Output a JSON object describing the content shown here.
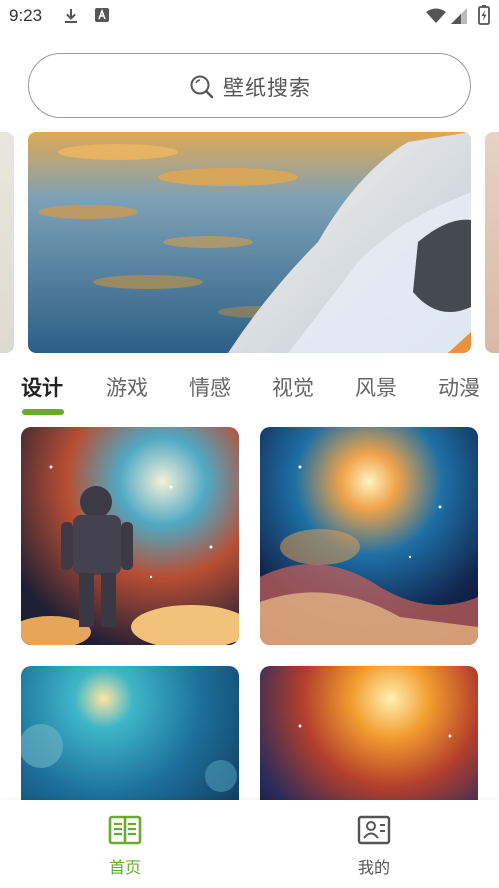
{
  "status_bar": {
    "time": "9:23",
    "icons": [
      "download-icon",
      "font-badge-icon",
      "wifi-icon",
      "signal-icon",
      "battery-charging-icon"
    ]
  },
  "search": {
    "placeholder": "壁纸搜索",
    "icon": "search-icon"
  },
  "tabs": [
    {
      "label": "设计",
      "active": true
    },
    {
      "label": "游戏",
      "active": false
    },
    {
      "label": "情感",
      "active": false
    },
    {
      "label": "视觉",
      "active": false
    },
    {
      "label": "风景",
      "active": false
    },
    {
      "label": "动漫",
      "active": false
    }
  ],
  "bottom_nav": [
    {
      "label": "首页",
      "icon": "book-icon",
      "active": true
    },
    {
      "label": "我的",
      "icon": "contact-card-icon",
      "active": false
    }
  ],
  "colors": {
    "accent": "#6aab2e",
    "text_inactive": "#555555"
  }
}
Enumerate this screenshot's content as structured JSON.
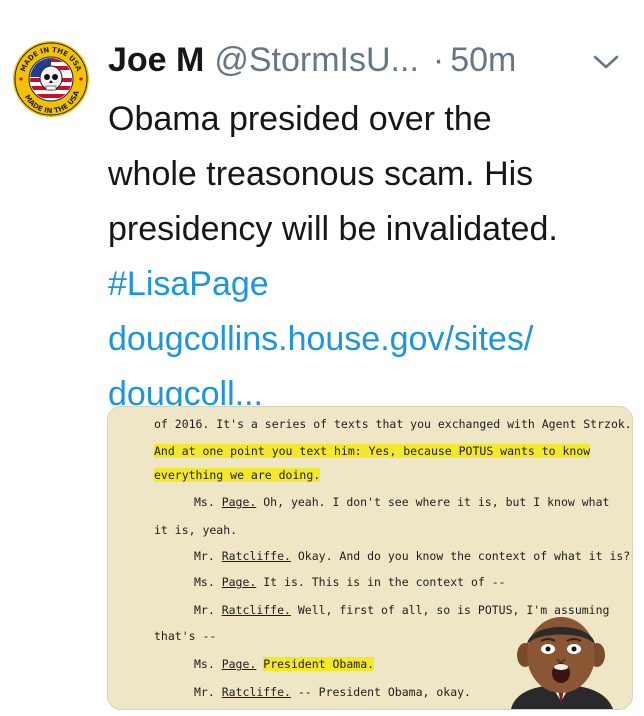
{
  "tweet": {
    "author_name": "Joe M",
    "handle": "@StormIsU...",
    "separator": "·",
    "time": "50m",
    "avatar": {
      "ring_text_top": "MADE IN THE USA",
      "ring_text_bottom": "MADE IN THE USA",
      "icon": "skull-flag-badge"
    },
    "menu_icon": "chevron-down-icon",
    "text_lines": [
      "Obama presided over the",
      "whole treasonous scam. His",
      "presidency will be invalidated."
    ],
    "hashtag": "#LisaPage",
    "link_lines": [
      "dougcollins.house.gov/sites/",
      "dougcoll..."
    ]
  },
  "media": {
    "doc_lines": [
      {
        "parts": [
          {
            "t": "of 2016.  It's a series of texts that you exchanged with Agent Strzok."
          }
        ]
      },
      {
        "parts": [
          {
            "t": "And at one point you text him:  Yes, because POTUS wants to know",
            "hl": true
          }
        ]
      },
      {
        "parts": [
          {
            "t": "everything we are doing.",
            "hl": true
          }
        ]
      },
      {
        "parts": [
          {
            "t": "Ms. "
          },
          {
            "t": "Page.",
            "u": true
          },
          {
            "t": "  Oh, yeah.  I don't see where it is, but I know what"
          }
        ]
      },
      {
        "parts": [
          {
            "t": "it is, yeah."
          }
        ]
      },
      {
        "parts": [
          {
            "t": "Mr. "
          },
          {
            "t": "Ratcliffe.",
            "u": true
          },
          {
            "t": "  Okay.  And do you know the context of what it is?"
          }
        ]
      },
      {
        "parts": [
          {
            "t": "Ms. "
          },
          {
            "t": "Page.",
            "u": true
          },
          {
            "t": "  It is.  This is in the context of --"
          }
        ]
      },
      {
        "parts": [
          {
            "t": "Mr. "
          },
          {
            "t": "Ratcliffe.",
            "u": true
          },
          {
            "t": "  Well, first of all, so is POTUS, I'm assuming"
          }
        ]
      },
      {
        "parts": [
          {
            "t": "that's --"
          }
        ]
      },
      {
        "parts": [
          {
            "t": "Ms. "
          },
          {
            "t": "Page.",
            "u": true
          },
          {
            "t": " "
          },
          {
            "t": "President Obama.",
            "hl": true
          }
        ]
      },
      {
        "parts": [
          {
            "t": "Mr. "
          },
          {
            "t": "Ratcliffe.",
            "u": true
          },
          {
            "t": "  -- President Obama, okay."
          }
        ]
      }
    ],
    "highlight_color": "#f3e82a",
    "overlay_icon": "surprised-face-cutout"
  },
  "colors": {
    "link": "#1b95e0",
    "secondary": "#657786",
    "primary": "#14171a"
  }
}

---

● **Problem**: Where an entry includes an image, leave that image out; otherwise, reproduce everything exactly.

● **Result of this exercise**:
Output a JSON object describing the content shown here.
{
  "status_bar": {
    "time": "9:23",
    "icons": [
      "download-icon",
      "font-badge-icon",
      "wifi-icon",
      "signal-icon",
      "battery-charging-icon"
    ]
  },
  "search": {
    "placeholder": "壁纸搜索",
    "icon": "search-icon"
  },
  "tabs": [
    {
      "label": "设计",
      "active": true
    },
    {
      "label": "游戏",
      "active": false
    },
    {
      "label": "情感",
      "active": false
    },
    {
      "label": "视觉",
      "active": false
    },
    {
      "label": "风景",
      "active": false
    },
    {
      "label": "动漫",
      "active": false
    }
  ],
  "bottom_nav": [
    {
      "label": "首页",
      "icon": "book-icon",
      "active": true
    },
    {
      "label": "我的",
      "icon": "contact-card-icon",
      "active": false
    }
  ],
  "colors": {
    "accent": "#6aab2e",
    "text_inactive": "#555555"
  }
}
Enumerate this screenshot's content as structured JSON.
{
  "tweet": {
    "author_name": "Joe M",
    "handle": "@StormIsU...",
    "separator": "·",
    "time": "50m",
    "avatar": {
      "ring_text_top": "MADE IN THE USA",
      "ring_text_bottom": "MADE IN THE USA",
      "icon": "skull-flag-badge"
    },
    "menu_icon": "chevron-down-icon",
    "text_lines": [
      "Obama presided over the",
      "whole treasonous scam. His",
      "presidency will be invalidated."
    ],
    "hashtag": "#LisaPage",
    "link_lines": [
      "dougcollins.house.gov/sites/",
      "dougcoll..."
    ]
  },
  "media": {
    "doc_lines": [
      {
        "parts": [
          {
            "t": "of 2016.  It's a series of texts that you exchanged with Agent Strzok."
          }
        ]
      },
      {
        "parts": [
          {
            "t": "And at one point you text him:  Yes, because POTUS wants to know",
            "hl": true
          }
        ]
      },
      {
        "parts": [
          {
            "t": "everything we are doing.",
            "hl": true
          }
        ]
      },
      {
        "parts": [
          {
            "t": "Ms. "
          },
          {
            "t": "Page.",
            "u": true
          },
          {
            "t": "  Oh, yeah.  I don't see where it is, but I know what"
          }
        ]
      },
      {
        "parts": [
          {
            "t": "it is, yeah."
          }
        ]
      },
      {
        "parts": [
          {
            "t": "Mr. "
          },
          {
            "t": "Ratcliffe.",
            "u": true
          },
          {
            "t": "  Okay.  And do you know the context of what it is?"
          }
        ]
      },
      {
        "parts": [
          {
            "t": "Ms. "
          },
          {
            "t": "Page.",
            "u": true
          },
          {
            "t": "  It is.  This is in the context of --"
          }
        ]
      },
      {
        "parts": [
          {
            "t": "Mr. "
          },
          {
            "t": "Ratcliffe.",
            "u": true
          },
          {
            "t": "  Well, first of all, so is POTUS, I'm assuming"
          }
        ]
      },
      {
        "parts": [
          {
            "t": "that's --"
          }
        ]
      },
      {
        "parts": [
          {
            "t": "Ms. "
          },
          {
            "t": "Page.",
            "u": true
          },
          {
            "t": " "
          },
          {
            "t": "President Obama.",
            "hl": true
          }
        ]
      },
      {
        "parts": [
          {
            "t": "Mr. "
          },
          {
            "t": "Ratcliffe.",
            "u": true
          },
          {
            "t": "  -- President Obama, okay."
          }
        ]
      }
    ],
    "highlight_color": "#f3e82a",
    "overlay_icon": "surprised-face-cutout"
  },
  "colors": {
    "link": "#1b95e0",
    "secondary": "#657786",
    "primary": "#14171a"
  }
}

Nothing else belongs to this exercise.